→ Task: Count the lines of data below that include "Object". Provide only the number.

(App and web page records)
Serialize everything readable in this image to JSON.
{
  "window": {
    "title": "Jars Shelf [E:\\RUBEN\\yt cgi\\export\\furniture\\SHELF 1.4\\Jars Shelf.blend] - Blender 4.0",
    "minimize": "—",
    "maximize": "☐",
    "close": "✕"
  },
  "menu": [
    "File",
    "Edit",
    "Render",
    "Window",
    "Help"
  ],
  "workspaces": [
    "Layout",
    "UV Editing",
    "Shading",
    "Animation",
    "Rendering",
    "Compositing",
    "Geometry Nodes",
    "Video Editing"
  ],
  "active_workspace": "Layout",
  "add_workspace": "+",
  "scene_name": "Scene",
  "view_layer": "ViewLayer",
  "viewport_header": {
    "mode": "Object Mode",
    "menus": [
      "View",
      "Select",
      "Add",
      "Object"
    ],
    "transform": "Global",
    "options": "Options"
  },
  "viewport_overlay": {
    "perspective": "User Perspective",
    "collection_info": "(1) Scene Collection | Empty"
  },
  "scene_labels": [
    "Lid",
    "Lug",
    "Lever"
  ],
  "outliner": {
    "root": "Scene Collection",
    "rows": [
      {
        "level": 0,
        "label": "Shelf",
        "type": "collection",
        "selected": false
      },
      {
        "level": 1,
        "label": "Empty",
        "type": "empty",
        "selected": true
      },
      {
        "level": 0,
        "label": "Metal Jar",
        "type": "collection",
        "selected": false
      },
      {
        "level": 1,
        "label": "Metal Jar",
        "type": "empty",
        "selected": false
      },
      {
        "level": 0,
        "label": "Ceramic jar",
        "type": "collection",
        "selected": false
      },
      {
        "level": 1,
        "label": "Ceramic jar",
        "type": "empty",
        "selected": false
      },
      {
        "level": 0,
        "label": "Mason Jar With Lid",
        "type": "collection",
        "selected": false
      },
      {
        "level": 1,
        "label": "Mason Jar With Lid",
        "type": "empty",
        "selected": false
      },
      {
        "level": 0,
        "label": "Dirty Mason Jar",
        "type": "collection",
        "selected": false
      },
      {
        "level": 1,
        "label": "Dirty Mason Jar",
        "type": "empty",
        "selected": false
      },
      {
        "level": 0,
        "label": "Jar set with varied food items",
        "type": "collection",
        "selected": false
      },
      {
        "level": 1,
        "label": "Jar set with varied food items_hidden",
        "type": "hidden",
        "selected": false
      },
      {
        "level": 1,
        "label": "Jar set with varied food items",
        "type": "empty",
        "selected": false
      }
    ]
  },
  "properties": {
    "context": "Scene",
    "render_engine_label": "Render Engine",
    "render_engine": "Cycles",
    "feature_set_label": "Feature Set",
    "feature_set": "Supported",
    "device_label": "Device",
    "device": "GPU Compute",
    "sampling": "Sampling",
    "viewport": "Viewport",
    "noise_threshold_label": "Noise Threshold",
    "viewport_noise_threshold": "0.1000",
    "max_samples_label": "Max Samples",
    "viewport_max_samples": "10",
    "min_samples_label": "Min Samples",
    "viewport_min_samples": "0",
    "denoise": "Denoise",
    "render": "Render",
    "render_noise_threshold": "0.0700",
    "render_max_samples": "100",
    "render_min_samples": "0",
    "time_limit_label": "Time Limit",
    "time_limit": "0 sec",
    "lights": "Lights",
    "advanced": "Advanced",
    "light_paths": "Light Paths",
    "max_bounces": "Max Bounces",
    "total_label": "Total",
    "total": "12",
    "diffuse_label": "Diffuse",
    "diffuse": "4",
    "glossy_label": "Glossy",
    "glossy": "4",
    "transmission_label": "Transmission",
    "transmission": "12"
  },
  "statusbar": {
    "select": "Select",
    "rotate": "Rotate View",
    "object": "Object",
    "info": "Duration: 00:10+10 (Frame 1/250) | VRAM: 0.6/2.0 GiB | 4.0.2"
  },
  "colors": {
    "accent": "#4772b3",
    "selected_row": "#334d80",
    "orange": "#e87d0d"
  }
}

→ Response area: 3